What is a psychopath? How can we tell? Are psychopaths always a risk to the public? How safe are we from criminal psychopaths? This basic guide looks at the history and development of psychopathy. It gives practical illustrations and explains key provisions for dealing with criminal psychopaths (with examples). It also examines possible causes, the difficulties involved in the assessment of risk, and the tools used to determine whether or not someone has a psychopathic personality. Psychopathy may exist in the boardroom, politics or sport just as it does in our prisons—sometimes driven or successful people can exhibit similar traits without unduly adverse reaction. But when located in an individual with violent tendencies things become problematic and the chances are that they will not be deterred by or respond to everyday approaches to crime and punishment. Psychopaths may be cold, calculating, manipulative and lack empathy for victims or others. They may be charming, intelligent and walk the streets unnoticed. This book looks at how we seek to identify those who are dangerous or predatory and the arrangements to contain them in prisons and secure hospitals in the name of public safety (often for long periods of time). An expert introduction based on huge experience; Suitable for professionals, academics and general readers; With Questions, Suggestions for Further Reading and a Glossary of key terms.
‘They are Manfred-like characters, existing in their own time and space’: Dr Emmanuel Miller, in conversation with the author.
‘I think we have to be willing to go into the darkness’: Leading psychiatrist, Sarah Trevelyan.
‘It is good to see dangerous and severe personality disorder described as “a political ‘invention’”… and to note that Oskar Schindler presents many psychopathic indicators that might give a clues to his heroism. This is the sort of relativisim a sociologist can enjoy’… Prins is enormously knowledgeable… This book is like listening to a Master discoursing upon his subject but if you have the wit to stick with it, it repays study’: Howard Journal of Criminal Justice
‘Reflects immense scholarship based on multidisciplinary perspectives, innate decency and an ability to convey complex behaviours in a readable style’: John Harding CBE.
‘A much needed text from one of the doyens in this field’: Professor David Wilson.

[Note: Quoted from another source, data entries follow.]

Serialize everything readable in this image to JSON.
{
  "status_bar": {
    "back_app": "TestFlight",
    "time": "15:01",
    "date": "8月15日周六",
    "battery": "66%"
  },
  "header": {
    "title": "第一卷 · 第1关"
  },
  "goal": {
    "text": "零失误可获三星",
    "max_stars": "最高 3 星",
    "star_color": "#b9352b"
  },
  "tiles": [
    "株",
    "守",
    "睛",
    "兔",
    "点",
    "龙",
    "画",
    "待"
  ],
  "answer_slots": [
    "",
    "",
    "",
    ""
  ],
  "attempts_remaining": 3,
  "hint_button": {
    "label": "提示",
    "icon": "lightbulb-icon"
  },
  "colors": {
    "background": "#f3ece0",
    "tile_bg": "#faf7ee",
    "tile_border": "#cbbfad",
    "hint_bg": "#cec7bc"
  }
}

Professor Herschel Prins is highly respected in crime and mental health circles, having started out as a probation officer, worked for the Home Office, taught in universities and served on the Parole Board, Mental Health Review Tribunal, Mental Health Act Commission and as chair of various inquiries concerning psychopaths.